While the course begins by focusing on the determinants of individual behavior, its objective is to understand societal rigidities and change, and on that basis, to understand what kinds of public interventions might better promote societal change and, in particular, economic development. The course will look closely at many outcomes, including cooperation, corruption, discrimination, governance, and domestic violence. The interventions we study include programs designed to ‘graduate’ people from extreme poverty; quotas in elected political positions and in education to change stereotypes; mentoring programs that increase pro-social behavior; edutainment experiments that have promoted good nutrition and HIV-testing; participatory theater to reduce domestic violence; and an intervention to reduce impulsive behavior that has helped many males from impoverished neighborhoods avoid school suspensions and recidivism.
GU4913 (Sec. 5) MACROECONOMICS Seminar
Instructor: Dr. Tamrat Gashaw
Day/Time: Mon. 12:10pm – 2:00pm
Topic: Topics in Environmental, Social, and Governance (ESG) Based Investing
This course (ECON GU 4913) is a senior level course on specific topics in Economics and Finance. The purpose of this seminar is to study some topics in Sustainable Economics and Finance/Investing using current empirical researches in the area. In this seminar, topics that are covering Environmental, Social, and Governance (ESG) indicators, both at macro- and micro-levels will be covered. Topics on ESG include corporate social responsibility, sustainable investing, performance of companies that pay attention to sustainability indicators, such as diversity in management/board, worker’s happiness, and pollution/environmental issues, will be covered. In particular, questions like: 1) Do companies that pay attention to sustainability (triple-bottom line) outperform others or the market portfolio? 2) Can welfare be enhanced if Environmental, Social, and Governance (ESG) investing is followed? 3) Does resource scarcity in the long run imply companies to follow ESG based investing? 4) Does social pressure lead to ESG based resource allocation? and so on.
GU4918 (Sec. 1) Seminar in ECONOMETRICS
Instructor: Dr. Seyhan Erden

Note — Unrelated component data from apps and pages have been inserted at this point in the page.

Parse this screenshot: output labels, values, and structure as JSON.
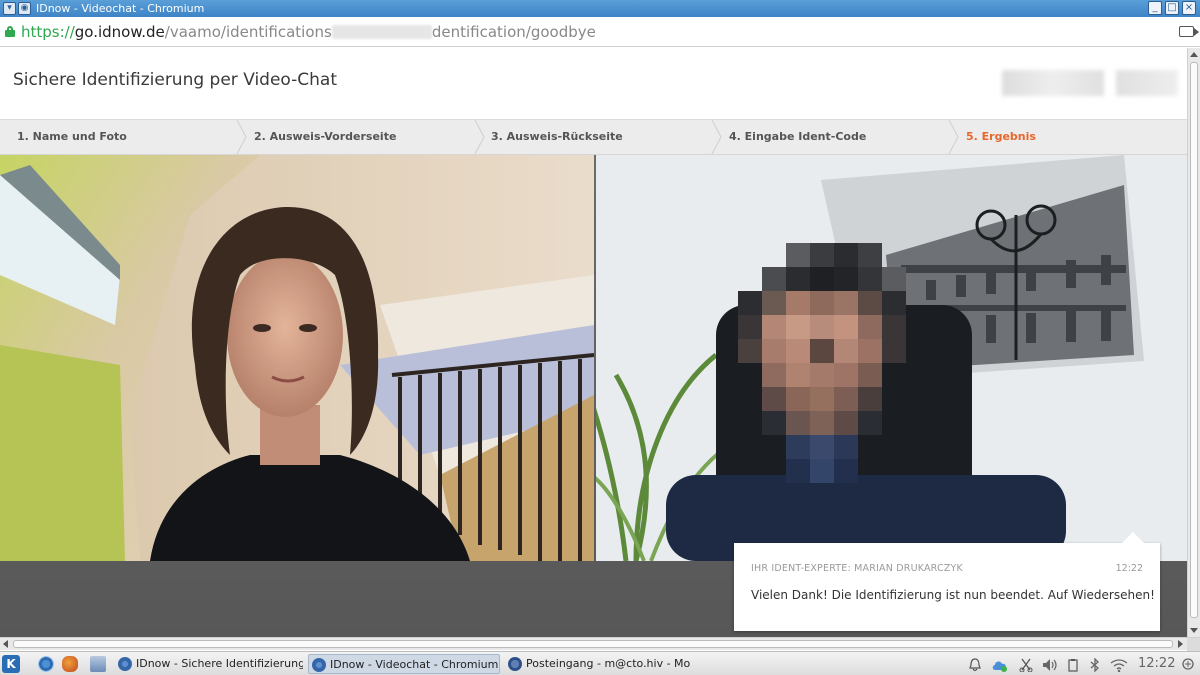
{
  "window": {
    "title": "IDnow - Videochat - Chromium",
    "controls": [
      "_",
      "□",
      "×"
    ]
  },
  "address": {
    "scheme": "https://",
    "host": "go.idnow.de",
    "path_before": "/vaamo/identifications",
    "path_after": "dentification/goodbye"
  },
  "page": {
    "title": "Sichere Identifizierung per Video-Chat"
  },
  "steps": [
    {
      "label": "1. Name und Foto",
      "active": false
    },
    {
      "label": "2. Ausweis-Vorderseite",
      "active": false
    },
    {
      "label": "3. Ausweis-Rückseite",
      "active": false
    },
    {
      "label": "4. Eingabe Ident-Code",
      "active": false
    },
    {
      "label": "5. Ergebnis",
      "active": true
    }
  ],
  "chat": {
    "author": "IHR IDENT-EXPERTE: MARIAN DRUKARCZYK",
    "time": "12:22",
    "message": "Vielen Dank! Die Identifizierung ist nun beendet. Auf Wiedersehen!"
  },
  "taskbar": {
    "start_label": "K",
    "tasks": [
      {
        "label": "IDnow - Sichere Identifizierung",
        "active": false
      },
      {
        "label": "IDnow - Videochat - Chromium",
        "active": true
      },
      {
        "label": "Posteingang - m@cto.hiv - Mo",
        "active": false
      }
    ],
    "clock": "12:22"
  },
  "colors": {
    "accent_active_step": "#e8672a",
    "secure_green": "#2fa84f",
    "titlebar": "#3e84c6"
  }
}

Day/Time: Wed. 4:10pm – 6:00pm
Topic: Topics in Macroeconomics and Finance
This is an applied econometrics seminar focusing on macro and financial econometric applications about domestic and international markets. The Great Recession of 2008 clearly verifies the need for a deeper examination of links between volatility in financial markets and fluctuations in macroeconomic aggregates. In this seminar, we criticize and improve empirical papers that examine this link. The Covid-19 Pandemic injected an exogeneous shock to all macroeconomic and financial series. We study models on macroeconomic series and their forecasts as well as their mutual predictive power on equity and bond markets. We learn about ARIMA (Autoregressive Integrated Moving Average), VAR (Vector Autoregression) VECM (Vector Error Correction Models), volatility models such as ARCH (Autoregressive Conditional Heteroskedasticity process of Engle and many of its extensions). Additional topics include capital asset pricing models (CAPM), spurious regression, Structural VAR models, TAR (Threshold Autoregressive Models), Factor Models, IRFs (impulse response functions) and FEVD (forecast error variance decomposition), SVAR models with Panel Data. Students will learn how to conduct – and how to critique – empirical studies in financial and applied time series econometrics and related fields. Students are expected to choose a topic from a list of research topics and write a paper using econometric methods we discuss in this seminar.